As Formula One races toward Austin, longtime fans will have to make a few concessions if they plan to visit the U.S. Grand Prix.
Sleeping under the stars won't be allowed in the Lone Star State, come November. That was not the case in Silverstone. Lisa Brown and her friend watched the British Grand Prix from the comfort of their lawn chairs.
"When the weather is like this, you wouldn't want to be anywhere else in the world," Brown said.
Brown admits she also wants to catch matches at Wimbledon, but Formula One is in her heritage. She says it began because her dad's an engineer.

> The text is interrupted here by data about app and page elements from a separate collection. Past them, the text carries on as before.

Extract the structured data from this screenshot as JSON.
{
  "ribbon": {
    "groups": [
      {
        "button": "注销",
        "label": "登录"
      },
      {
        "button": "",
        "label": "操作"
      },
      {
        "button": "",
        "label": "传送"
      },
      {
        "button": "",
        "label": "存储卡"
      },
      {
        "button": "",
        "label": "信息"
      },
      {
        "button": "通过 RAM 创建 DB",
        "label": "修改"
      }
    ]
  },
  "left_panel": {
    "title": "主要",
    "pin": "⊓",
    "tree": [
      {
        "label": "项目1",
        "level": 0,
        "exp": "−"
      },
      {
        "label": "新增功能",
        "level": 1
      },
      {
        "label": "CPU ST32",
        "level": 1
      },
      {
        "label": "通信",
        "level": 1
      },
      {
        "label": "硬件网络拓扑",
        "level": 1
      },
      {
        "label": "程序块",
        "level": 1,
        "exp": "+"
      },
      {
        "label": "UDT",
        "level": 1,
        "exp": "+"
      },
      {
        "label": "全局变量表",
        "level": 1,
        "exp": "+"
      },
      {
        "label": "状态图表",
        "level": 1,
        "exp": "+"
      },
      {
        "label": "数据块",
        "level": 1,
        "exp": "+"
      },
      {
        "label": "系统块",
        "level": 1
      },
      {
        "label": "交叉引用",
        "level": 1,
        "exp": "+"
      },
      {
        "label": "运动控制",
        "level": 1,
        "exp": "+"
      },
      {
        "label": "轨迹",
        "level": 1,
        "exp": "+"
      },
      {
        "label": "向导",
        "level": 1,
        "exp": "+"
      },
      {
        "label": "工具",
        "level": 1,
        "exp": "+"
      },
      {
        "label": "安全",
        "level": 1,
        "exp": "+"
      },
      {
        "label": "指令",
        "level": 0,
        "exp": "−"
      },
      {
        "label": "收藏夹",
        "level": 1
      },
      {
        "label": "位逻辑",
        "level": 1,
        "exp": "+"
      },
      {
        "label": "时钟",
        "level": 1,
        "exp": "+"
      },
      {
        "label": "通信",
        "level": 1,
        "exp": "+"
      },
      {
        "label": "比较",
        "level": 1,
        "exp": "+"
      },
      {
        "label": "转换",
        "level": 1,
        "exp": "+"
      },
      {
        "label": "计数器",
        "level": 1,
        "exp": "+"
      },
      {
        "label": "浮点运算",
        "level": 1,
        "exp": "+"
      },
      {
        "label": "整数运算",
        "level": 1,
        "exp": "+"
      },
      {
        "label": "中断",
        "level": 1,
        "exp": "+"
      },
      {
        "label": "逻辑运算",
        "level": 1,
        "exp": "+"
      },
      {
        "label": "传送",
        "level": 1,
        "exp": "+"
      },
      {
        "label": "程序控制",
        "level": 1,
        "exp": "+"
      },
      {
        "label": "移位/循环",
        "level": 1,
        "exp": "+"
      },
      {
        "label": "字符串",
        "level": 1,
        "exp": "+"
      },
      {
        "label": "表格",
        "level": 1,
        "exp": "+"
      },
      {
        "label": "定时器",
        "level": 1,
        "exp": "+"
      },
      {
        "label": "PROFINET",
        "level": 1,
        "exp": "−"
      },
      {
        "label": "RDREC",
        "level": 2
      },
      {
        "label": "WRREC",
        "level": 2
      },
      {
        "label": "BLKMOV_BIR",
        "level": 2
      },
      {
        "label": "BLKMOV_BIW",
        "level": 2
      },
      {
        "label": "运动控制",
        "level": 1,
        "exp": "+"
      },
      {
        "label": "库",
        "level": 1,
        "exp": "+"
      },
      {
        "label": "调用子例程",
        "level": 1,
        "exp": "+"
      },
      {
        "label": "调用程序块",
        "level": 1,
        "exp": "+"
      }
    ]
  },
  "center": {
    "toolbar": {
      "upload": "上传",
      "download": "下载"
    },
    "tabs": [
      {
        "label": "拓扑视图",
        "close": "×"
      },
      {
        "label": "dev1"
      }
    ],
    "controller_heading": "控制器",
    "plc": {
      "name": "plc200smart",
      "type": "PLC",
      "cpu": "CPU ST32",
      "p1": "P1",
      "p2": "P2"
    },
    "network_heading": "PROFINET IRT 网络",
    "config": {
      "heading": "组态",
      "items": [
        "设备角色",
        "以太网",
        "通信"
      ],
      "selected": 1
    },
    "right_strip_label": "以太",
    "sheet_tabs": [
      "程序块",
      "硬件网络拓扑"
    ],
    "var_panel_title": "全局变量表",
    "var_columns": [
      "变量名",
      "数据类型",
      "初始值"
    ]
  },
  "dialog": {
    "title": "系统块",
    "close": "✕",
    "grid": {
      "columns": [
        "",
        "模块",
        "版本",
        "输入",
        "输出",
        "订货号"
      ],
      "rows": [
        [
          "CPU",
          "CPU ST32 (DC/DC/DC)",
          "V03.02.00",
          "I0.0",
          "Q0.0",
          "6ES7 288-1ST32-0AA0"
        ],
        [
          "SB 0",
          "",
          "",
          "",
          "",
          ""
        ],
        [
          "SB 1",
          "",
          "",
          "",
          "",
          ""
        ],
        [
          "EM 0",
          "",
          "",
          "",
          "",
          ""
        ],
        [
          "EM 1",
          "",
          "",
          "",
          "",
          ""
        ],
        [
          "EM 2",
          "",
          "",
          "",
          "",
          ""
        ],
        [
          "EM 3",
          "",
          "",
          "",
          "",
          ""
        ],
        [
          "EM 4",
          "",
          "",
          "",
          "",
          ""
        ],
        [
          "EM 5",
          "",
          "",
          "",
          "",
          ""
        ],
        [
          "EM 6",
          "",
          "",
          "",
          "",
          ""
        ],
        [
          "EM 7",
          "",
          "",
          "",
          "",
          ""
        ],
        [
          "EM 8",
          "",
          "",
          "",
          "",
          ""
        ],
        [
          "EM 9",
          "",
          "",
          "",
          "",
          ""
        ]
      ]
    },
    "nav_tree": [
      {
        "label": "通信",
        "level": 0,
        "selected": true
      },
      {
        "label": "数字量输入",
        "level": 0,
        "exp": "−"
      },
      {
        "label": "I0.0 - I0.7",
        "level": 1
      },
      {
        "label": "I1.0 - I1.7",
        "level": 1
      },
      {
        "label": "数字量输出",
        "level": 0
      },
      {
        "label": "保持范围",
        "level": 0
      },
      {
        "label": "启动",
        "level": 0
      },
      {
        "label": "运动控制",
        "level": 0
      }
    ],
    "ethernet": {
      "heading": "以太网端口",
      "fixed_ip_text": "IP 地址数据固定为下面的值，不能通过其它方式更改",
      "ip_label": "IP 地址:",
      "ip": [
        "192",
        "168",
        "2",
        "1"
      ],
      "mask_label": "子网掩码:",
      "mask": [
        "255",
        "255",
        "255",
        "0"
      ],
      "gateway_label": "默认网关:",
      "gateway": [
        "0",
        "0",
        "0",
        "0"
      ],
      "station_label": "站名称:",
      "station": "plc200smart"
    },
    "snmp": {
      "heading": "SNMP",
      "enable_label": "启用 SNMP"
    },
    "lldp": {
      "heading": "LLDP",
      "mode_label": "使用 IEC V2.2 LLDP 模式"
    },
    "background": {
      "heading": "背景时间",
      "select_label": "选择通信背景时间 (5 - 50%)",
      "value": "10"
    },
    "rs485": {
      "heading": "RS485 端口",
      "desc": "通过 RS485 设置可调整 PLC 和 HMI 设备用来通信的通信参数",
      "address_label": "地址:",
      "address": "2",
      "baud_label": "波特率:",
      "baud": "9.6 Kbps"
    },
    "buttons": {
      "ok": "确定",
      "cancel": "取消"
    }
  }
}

"My husband's also an engineer. Something or some of his parts are over there on those racing cars" Brown said.
Brown's one of thousands of campers who braved heavy rains and the resulting mud. Nonetheless, she said it wouldn't feel like the British Grand Prix without an RV, several Union Jacks and a glass of tea.
"It's brilliant to camp. You really feel like you are part of the circuit. It makes it so exciting. It makes a brilliant atmosphere," Brown said.
While it's part of the culture surrounding the British Grand Prix, it's not allowed at the U.S. Grand Prix, at least this year. The permit issued to Circuit of the Americas does not allow anyone to walk onto the track site. City leaders say they want to focus on their traffic plan for the first race and incorporate camping later.
Most Silverstone campers stay on private farmland near the track. The influx Friday led to major delays on area roads because rain flooded entrances to several campsites. Austin's Rodney Gonzales says Circuit of the Americas officials are taking notes.
"They are going to start planning for these types of contingencies like rain -- a deluge of rain like what the UK has been receiving -- so that way they can factor that into their planning as well," Gonzales said.
It's another lesson planners of November's F1 race are taking away from England, but a regret for diehard fans who planned to pitch a tent in November. Campers at Silverstone say the fees for their sites often cost more than the tickets to the race.
Many say they typically take a week off of work and make a vacation out of the trip.